“We are planning the first couple Freedom from Bias events as virtual,” said Foote. Four Wednesday meetings are scheduled for September 30, December 2, February 24, and May 5. The virtual meetings seem to be more accessible and better attended than in-person gatherings.
Chan encourages all parents to participate. “It’s eye-opening, mind-opening, and nobody is above self-reflection leading to mindful growth,” she said.
“A healthy campus environment benefits students of all backgrounds and we want Freedom from Bias to help ensure that environment exists.”Erin Texeira P’25
“It’s been difficult to face, once again, the hard truth that our campus environment is not as inclusive as we want it to be. Many students of color, past and present, don’t feel welcome at Poly.” Texeira said. “Students have been speaking out with honesty and bravery, and we are truly seeing the next generation of leaders finding their voices.”
The goals for the 2020-21 school year are to: “provide a useful learning and action community for parents seeking to deepen their knowledge about systemic anti-Black racism and how to fight it; work closely with the new Diversity, Equity, Inclusion (DEI) Director, Historically Underrepresented Groups (HUGs), Parents’ Association (PA), and faculty to help amplify the voices of parents seeking to enhance Poly’s DESJ mission; co-host an event with HUGs Asian Pacific Islander (API) to address anti-Asian racism especially in the context of COVID; and provide a forum for parents to suggest and lead discussion about additional DESJ-related topics of their choosing.”
“A healthy campus environment benefits students of all backgrounds,” said Texeira, “and we want Freedom from Bias to help ensure that environment exists.” Foote added, “We are grateful that Mr. Barzdukas and his team have been responsive to students’ concerns, and we look forward to joining the first of three community events on August 11 at 12:00 PM, which will focus on anti-racism at Poly.” Poly families may register here.
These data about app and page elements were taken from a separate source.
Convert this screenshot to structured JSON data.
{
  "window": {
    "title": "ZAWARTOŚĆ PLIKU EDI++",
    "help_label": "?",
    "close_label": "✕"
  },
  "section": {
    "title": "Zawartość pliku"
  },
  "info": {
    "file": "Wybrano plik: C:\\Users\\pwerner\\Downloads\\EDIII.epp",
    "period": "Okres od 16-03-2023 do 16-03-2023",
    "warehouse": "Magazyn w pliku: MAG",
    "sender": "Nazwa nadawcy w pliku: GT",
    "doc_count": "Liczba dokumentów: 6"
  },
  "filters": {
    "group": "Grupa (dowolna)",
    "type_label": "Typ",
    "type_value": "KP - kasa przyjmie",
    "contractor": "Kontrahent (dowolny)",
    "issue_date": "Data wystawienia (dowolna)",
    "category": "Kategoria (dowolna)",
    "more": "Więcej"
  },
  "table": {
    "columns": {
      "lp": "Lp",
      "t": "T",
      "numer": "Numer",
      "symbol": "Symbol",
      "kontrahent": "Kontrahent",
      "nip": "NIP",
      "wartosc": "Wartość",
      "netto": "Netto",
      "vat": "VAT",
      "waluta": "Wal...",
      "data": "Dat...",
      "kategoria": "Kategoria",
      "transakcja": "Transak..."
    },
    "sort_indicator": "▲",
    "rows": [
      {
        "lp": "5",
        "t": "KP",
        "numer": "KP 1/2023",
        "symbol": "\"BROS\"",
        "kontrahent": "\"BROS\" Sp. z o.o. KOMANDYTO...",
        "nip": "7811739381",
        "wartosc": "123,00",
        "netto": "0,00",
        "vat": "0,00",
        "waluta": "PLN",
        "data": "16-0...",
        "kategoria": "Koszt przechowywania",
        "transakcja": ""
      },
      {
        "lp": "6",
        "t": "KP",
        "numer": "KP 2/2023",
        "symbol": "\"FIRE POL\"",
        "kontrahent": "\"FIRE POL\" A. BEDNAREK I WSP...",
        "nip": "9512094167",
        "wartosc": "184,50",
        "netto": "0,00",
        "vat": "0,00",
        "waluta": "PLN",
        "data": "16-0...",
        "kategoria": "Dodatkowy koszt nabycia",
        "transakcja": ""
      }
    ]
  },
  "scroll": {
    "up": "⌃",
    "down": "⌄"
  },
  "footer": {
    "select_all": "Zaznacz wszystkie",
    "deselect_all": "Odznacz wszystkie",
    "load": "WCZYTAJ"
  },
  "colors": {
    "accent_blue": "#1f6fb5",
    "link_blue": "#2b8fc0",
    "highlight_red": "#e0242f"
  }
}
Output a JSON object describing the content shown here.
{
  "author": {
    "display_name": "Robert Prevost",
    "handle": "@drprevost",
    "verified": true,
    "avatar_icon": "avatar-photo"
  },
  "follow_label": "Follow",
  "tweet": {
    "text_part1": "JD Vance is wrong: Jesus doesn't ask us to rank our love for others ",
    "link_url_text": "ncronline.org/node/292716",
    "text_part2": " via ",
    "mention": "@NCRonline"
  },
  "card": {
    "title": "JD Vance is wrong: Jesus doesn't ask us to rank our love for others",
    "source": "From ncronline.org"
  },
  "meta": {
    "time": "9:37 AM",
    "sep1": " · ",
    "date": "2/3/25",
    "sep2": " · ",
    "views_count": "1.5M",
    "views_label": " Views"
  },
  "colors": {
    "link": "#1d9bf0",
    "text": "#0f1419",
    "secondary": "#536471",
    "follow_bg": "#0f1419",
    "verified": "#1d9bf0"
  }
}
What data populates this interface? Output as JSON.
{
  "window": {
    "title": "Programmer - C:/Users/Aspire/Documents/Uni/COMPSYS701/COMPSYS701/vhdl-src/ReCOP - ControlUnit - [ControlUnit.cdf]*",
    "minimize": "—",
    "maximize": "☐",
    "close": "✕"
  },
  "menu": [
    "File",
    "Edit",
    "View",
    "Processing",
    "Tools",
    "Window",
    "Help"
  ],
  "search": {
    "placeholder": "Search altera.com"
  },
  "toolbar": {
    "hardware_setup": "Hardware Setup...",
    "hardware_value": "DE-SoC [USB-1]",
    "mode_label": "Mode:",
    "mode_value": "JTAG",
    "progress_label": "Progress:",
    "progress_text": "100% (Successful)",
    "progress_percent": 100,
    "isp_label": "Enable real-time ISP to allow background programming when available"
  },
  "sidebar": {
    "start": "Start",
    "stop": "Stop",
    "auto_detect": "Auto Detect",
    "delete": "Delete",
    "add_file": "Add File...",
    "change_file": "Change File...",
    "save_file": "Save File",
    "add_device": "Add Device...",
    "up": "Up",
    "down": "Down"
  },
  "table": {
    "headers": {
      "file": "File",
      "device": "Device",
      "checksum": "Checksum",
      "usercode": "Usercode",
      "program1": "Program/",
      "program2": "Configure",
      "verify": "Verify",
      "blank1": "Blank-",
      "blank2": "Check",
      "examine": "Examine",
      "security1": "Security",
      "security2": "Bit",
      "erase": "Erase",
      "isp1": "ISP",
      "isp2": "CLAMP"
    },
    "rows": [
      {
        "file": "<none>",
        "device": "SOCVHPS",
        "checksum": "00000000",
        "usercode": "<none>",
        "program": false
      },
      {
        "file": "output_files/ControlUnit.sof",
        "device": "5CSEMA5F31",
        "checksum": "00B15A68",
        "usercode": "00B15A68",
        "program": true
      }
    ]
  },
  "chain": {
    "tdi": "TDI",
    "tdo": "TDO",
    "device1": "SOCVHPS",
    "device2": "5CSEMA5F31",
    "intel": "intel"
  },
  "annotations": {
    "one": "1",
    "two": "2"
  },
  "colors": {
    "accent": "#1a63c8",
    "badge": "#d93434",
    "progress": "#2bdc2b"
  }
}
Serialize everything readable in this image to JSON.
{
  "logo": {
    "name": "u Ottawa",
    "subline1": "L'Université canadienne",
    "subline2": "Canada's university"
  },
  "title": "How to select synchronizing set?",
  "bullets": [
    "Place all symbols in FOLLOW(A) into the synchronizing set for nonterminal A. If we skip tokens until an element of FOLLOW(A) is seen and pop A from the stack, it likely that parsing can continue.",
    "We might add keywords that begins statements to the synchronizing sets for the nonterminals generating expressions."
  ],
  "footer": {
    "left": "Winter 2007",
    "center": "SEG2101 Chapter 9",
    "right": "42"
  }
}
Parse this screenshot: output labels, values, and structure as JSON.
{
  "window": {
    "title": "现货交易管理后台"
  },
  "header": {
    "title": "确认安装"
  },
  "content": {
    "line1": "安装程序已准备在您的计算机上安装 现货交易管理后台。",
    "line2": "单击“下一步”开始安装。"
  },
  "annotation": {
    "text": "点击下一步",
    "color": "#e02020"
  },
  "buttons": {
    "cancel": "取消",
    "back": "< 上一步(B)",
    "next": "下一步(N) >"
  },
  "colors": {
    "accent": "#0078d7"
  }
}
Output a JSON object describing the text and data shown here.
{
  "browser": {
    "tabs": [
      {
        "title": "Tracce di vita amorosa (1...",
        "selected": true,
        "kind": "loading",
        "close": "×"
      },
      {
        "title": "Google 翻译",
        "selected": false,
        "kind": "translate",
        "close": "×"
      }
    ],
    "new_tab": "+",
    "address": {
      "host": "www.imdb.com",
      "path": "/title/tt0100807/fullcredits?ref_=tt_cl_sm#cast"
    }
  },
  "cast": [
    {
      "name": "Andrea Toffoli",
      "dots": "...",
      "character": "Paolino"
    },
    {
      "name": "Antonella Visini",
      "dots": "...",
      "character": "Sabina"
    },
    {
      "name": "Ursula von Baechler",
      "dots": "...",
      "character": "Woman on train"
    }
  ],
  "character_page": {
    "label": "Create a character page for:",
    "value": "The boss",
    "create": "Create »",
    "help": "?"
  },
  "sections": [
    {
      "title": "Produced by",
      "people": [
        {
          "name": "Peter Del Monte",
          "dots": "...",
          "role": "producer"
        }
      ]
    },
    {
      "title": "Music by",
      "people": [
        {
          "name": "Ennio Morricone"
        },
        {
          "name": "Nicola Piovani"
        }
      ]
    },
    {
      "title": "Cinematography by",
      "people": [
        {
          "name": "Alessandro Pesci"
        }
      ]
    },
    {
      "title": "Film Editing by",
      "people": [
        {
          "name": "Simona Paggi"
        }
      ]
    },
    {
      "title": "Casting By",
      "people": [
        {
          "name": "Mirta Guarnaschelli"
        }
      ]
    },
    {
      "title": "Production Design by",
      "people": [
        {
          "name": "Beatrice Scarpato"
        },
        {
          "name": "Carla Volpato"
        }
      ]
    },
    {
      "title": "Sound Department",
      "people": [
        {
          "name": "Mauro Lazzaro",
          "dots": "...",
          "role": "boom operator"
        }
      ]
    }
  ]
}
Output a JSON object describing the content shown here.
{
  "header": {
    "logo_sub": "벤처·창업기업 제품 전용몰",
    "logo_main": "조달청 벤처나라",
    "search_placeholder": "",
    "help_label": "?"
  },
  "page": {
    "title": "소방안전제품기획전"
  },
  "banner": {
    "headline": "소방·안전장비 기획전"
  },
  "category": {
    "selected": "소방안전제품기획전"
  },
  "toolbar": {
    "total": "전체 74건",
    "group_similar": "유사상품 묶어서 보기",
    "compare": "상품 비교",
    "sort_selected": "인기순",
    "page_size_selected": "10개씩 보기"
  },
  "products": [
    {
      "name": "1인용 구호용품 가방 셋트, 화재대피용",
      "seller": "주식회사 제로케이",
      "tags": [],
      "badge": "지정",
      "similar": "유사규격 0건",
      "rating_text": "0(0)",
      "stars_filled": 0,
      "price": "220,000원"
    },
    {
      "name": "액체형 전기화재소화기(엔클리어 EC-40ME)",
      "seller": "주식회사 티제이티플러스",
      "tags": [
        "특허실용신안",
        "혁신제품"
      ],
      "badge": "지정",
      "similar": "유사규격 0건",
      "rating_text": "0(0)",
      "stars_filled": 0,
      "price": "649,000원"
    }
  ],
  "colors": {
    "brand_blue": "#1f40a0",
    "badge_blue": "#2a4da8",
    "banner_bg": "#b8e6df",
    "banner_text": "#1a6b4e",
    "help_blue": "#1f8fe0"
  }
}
For more information about Freedom from Bias, Poly families are welcome to reach out to Blake Foote and Margo Flug. Please visit the Parent Portal directory for email addresses.